### WHAT TO DO
Find each line below where the word "price" occurs, and copy it.

### EXTRACTED RECORDS
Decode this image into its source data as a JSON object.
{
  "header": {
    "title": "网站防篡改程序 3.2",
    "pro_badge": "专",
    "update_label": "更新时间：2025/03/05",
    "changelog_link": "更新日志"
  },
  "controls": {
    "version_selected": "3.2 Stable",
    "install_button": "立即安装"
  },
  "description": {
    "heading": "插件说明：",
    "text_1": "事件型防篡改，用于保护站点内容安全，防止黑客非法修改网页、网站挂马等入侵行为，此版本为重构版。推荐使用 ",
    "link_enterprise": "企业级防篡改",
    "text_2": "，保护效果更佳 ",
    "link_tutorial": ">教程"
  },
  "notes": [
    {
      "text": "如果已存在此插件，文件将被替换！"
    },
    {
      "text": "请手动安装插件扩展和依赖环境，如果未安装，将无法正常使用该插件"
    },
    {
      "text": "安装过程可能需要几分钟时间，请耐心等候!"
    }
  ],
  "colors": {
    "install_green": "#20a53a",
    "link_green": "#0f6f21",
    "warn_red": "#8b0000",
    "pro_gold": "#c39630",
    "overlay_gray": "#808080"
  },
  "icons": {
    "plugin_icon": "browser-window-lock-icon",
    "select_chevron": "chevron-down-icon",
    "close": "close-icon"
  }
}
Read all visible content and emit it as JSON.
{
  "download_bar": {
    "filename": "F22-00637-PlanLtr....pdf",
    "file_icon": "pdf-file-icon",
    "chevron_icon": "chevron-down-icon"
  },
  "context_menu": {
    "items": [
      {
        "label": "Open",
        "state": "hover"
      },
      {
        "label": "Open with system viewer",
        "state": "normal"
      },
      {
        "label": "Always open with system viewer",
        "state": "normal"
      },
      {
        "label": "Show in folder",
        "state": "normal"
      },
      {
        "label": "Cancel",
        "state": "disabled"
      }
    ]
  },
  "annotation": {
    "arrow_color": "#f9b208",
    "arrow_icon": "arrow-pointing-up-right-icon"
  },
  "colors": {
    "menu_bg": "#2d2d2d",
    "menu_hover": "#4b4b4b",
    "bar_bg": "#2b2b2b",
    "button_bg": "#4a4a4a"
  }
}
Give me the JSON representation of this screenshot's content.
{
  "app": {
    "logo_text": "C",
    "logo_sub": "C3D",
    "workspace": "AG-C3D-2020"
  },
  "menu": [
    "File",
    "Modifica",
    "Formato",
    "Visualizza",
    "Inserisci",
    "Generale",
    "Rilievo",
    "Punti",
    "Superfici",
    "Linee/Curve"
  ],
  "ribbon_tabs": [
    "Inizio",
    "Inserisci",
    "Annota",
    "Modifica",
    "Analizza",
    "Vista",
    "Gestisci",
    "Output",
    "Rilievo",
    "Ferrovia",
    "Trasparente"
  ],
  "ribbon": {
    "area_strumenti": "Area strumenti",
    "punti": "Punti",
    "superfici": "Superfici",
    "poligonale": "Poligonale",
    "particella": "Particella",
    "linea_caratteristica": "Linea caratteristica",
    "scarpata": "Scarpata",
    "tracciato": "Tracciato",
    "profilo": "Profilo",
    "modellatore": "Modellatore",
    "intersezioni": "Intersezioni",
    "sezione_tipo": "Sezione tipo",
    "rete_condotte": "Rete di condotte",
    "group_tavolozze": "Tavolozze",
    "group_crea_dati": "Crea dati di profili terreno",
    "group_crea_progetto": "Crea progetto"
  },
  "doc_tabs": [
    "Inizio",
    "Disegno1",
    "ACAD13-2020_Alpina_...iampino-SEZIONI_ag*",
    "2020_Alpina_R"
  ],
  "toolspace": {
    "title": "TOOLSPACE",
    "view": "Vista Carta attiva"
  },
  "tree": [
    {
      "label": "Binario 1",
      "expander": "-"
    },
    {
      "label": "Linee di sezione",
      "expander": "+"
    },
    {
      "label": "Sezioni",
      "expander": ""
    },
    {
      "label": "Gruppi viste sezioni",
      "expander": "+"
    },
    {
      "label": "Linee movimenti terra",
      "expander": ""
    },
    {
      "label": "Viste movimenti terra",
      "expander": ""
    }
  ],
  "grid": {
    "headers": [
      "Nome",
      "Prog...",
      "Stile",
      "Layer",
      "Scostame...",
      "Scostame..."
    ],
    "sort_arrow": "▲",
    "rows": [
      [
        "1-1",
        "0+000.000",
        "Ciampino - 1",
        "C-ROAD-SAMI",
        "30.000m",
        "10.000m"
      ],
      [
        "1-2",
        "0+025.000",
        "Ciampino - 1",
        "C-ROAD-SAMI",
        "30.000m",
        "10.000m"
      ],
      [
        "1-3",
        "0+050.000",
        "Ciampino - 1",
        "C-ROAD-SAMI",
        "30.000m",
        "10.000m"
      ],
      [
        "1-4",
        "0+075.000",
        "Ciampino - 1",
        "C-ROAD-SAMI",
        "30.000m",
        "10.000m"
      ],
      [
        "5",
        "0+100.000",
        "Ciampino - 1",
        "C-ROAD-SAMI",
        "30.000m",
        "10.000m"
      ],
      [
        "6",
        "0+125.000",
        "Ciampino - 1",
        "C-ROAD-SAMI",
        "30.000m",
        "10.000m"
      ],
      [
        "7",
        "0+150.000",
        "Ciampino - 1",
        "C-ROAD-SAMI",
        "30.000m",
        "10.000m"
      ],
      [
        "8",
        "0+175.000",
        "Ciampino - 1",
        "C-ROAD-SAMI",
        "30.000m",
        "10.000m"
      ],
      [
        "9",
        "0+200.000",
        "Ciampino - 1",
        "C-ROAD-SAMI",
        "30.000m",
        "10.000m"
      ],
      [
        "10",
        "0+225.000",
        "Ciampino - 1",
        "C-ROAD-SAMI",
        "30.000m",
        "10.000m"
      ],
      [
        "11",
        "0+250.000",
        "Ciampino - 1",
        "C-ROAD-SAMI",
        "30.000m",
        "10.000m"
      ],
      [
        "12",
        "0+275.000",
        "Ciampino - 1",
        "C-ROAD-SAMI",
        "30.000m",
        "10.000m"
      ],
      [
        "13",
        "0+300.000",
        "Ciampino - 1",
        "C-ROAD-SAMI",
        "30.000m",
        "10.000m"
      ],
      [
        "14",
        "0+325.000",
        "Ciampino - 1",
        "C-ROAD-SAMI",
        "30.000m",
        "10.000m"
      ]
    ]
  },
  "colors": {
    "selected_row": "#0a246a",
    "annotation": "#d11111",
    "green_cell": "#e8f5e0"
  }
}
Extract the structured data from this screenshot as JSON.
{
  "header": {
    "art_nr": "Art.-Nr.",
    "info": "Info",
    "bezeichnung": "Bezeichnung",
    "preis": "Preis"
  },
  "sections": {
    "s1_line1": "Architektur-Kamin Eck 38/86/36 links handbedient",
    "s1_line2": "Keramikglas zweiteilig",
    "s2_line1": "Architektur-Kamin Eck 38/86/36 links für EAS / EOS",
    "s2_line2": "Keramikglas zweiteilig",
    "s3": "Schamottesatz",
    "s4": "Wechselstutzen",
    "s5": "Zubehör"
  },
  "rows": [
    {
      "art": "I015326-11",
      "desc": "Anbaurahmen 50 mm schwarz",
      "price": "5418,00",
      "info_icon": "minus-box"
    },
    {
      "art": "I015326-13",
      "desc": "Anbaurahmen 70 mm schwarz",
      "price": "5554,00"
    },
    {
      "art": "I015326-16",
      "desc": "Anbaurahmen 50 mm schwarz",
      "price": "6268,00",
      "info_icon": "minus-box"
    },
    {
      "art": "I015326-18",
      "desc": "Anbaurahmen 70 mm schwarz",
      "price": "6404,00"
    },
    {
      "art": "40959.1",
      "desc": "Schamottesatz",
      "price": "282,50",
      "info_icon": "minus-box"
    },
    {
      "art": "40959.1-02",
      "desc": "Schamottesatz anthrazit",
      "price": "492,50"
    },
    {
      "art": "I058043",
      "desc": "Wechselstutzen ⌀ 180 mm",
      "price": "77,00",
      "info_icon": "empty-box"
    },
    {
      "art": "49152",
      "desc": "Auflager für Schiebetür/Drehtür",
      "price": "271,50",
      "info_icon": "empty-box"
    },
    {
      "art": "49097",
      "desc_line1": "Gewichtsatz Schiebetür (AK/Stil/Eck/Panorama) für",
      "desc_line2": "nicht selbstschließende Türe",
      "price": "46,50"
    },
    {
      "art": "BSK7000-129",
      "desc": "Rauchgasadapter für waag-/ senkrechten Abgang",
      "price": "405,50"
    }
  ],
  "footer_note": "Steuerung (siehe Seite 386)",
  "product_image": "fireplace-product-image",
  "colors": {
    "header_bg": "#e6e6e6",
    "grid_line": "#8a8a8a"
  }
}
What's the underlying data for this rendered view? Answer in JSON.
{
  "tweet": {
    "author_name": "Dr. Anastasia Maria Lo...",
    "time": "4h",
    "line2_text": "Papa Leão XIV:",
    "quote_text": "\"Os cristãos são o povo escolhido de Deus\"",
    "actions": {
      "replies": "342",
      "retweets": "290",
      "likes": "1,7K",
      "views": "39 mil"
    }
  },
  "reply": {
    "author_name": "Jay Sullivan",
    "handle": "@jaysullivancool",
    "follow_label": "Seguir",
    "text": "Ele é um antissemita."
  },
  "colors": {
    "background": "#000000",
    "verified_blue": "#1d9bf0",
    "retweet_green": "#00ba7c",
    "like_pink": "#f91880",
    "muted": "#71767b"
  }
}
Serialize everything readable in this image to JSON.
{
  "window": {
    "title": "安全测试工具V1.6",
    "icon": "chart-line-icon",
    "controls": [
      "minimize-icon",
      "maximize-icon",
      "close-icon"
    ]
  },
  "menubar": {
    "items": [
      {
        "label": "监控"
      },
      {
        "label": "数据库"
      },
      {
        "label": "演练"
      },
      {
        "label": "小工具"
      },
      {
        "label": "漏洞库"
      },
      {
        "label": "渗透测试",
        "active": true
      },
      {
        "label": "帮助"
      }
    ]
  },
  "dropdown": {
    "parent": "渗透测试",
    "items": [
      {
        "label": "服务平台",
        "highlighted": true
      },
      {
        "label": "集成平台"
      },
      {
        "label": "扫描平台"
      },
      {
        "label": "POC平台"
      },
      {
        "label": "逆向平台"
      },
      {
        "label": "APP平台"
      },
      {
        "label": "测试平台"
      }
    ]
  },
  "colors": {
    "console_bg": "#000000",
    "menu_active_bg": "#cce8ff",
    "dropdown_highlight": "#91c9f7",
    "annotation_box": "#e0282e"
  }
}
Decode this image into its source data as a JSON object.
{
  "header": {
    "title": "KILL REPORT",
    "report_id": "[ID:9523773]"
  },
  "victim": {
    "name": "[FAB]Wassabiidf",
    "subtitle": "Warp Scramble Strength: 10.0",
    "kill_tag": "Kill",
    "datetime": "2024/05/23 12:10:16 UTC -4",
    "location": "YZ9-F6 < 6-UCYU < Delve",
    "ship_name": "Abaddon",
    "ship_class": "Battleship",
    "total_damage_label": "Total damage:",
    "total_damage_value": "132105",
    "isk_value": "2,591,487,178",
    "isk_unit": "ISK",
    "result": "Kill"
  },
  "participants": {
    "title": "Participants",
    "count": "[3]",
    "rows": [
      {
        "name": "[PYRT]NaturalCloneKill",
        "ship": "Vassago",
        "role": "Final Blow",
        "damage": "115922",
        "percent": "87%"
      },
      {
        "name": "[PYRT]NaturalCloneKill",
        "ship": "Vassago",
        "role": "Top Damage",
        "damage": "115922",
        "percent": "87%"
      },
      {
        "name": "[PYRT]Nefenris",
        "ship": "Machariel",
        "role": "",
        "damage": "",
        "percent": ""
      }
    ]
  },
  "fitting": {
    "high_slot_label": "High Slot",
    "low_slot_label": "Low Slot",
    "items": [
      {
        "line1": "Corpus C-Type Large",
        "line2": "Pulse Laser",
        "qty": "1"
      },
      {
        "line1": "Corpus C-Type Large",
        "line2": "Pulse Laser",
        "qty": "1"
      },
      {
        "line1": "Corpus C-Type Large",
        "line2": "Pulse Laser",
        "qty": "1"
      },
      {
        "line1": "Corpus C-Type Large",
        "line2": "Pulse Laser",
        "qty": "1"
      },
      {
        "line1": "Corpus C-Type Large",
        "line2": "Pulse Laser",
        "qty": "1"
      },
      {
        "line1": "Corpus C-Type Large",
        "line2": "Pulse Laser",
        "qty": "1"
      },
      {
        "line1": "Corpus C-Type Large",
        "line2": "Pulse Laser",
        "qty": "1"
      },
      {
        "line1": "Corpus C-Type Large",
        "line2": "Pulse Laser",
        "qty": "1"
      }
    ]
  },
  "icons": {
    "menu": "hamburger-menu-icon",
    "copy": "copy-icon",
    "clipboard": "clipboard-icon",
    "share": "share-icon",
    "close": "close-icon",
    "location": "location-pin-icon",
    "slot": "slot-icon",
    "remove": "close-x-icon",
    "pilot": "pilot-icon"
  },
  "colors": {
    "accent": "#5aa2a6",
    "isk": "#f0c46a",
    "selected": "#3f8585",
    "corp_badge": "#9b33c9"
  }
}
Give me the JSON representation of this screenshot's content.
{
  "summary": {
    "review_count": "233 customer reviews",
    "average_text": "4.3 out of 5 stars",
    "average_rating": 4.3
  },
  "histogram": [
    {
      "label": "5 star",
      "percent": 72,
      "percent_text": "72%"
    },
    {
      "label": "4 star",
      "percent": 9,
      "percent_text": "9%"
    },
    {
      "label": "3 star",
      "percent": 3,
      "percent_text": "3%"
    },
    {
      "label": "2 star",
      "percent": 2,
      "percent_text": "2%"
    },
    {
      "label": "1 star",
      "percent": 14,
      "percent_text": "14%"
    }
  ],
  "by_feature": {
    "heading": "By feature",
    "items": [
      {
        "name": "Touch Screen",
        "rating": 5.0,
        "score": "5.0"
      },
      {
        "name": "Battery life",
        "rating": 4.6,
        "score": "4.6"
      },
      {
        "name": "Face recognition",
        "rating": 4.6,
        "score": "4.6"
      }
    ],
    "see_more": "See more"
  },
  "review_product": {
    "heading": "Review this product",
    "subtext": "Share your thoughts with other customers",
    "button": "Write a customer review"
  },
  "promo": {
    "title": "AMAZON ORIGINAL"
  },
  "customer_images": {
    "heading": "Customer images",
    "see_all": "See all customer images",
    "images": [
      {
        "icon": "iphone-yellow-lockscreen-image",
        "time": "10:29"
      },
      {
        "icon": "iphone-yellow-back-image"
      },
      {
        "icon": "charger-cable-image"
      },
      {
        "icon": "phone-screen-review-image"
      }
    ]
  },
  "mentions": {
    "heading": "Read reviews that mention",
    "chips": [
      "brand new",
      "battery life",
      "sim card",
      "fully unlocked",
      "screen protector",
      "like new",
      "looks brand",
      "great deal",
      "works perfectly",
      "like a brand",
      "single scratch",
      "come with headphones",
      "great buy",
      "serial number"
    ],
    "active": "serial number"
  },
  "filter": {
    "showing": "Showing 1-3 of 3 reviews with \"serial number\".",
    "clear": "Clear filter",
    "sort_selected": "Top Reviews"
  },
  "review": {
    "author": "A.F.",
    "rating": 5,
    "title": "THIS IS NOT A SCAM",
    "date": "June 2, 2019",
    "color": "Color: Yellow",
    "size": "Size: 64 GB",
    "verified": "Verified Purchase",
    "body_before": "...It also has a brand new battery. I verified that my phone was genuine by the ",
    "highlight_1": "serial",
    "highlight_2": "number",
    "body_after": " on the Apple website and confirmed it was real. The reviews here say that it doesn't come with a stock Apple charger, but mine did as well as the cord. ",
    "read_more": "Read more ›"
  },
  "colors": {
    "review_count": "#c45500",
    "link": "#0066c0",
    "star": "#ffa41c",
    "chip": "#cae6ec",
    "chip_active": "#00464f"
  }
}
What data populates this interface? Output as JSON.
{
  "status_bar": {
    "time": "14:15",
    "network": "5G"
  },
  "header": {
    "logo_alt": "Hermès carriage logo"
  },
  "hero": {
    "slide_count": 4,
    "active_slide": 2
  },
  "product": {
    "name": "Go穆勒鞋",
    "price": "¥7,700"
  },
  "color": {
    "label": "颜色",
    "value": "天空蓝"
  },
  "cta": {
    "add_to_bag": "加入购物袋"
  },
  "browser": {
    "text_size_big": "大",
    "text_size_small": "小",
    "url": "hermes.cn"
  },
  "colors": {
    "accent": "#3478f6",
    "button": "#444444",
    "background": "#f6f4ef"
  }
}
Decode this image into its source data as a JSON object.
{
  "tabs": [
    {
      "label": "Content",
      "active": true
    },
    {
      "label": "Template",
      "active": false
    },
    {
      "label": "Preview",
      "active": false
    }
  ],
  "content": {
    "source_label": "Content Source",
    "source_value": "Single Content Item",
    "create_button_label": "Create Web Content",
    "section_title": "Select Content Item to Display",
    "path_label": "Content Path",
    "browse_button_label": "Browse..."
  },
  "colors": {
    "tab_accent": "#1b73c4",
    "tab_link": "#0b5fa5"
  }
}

### TASK ANSWER
      "price": "5418,00",
      "price": "5554,00"
      "price": "6268,00",
      "price": "6404,00"
      "price": "282,50",
      "price": "492,50"
      "price": "77,00",
      "price": "271,50",
      "price": "46,50"
      "price": "405,50"
    "price": "¥7,700"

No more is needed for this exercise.